This is the second year Rapid City has hosted the Mount Rushmore national tournament. It is one of four National Level 3 junior events held across the nation for the 18 and 14 age groups. Given the tournament is awarded by bid, Olson hopes Rapid City can become a regular host of Level 3 junior tournaments.
“People want to come back here,” Olson said. “Last year we had people in the girls 14 tournament tell us to get the 16s here, because they wanted to come back again.”
Olson struck up a fast friendship with Nielsen because Olson is a Yankee fan and Nielsen lives in the ball club’s home city. But it’s also the family atmosphere here that makes USTA appealing from both a competition standpoint and because there are so many unique things to do in the Black Hills.
“Some of the guys are going to hike M Hill. Another is going flyfishing as soon as he's done,” Olson said. “You just can't beat Rapid City, from the parks to the hills to the lakes.”
Nielsen, who plans to visit Mount Rushmore before heading home, echoed Olson’s sentiments about coming to play here.

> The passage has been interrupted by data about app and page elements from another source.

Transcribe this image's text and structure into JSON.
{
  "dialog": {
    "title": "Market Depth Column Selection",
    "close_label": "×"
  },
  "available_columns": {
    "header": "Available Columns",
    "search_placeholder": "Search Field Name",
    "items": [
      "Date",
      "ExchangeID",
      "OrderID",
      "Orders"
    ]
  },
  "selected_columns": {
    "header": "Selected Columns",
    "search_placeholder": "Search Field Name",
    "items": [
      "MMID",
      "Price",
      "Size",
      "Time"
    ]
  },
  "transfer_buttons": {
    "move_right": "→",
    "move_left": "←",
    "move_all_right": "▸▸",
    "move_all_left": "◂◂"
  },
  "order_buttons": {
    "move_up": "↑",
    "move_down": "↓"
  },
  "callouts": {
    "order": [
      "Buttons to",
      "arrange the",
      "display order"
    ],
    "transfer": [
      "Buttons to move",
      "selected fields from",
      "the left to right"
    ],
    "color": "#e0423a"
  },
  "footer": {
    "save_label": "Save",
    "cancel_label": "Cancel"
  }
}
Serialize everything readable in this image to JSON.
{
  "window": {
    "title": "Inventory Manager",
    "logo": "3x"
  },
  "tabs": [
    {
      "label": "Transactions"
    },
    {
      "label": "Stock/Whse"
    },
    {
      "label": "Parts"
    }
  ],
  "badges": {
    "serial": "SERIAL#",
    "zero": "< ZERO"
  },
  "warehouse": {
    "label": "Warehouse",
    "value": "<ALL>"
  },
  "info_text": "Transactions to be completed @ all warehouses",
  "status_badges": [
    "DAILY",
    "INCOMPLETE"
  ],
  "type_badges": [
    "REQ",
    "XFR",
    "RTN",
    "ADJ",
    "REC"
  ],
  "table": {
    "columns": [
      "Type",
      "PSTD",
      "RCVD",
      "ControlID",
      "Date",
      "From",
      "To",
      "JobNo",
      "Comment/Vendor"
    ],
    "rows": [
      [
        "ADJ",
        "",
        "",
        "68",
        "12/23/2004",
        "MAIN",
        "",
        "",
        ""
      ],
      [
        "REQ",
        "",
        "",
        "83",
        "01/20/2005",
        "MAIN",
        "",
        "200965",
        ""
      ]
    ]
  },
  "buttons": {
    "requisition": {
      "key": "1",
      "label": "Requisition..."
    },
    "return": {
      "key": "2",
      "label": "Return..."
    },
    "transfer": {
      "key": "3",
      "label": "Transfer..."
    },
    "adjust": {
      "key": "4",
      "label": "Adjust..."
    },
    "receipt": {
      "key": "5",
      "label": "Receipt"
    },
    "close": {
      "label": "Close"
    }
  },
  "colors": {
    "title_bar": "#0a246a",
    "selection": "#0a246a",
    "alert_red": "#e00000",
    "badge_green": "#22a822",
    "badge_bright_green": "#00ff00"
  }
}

“It’s definitely a much more relaxed environment,” Nielsen said. “And not so hot, like when I was in Florida to play.”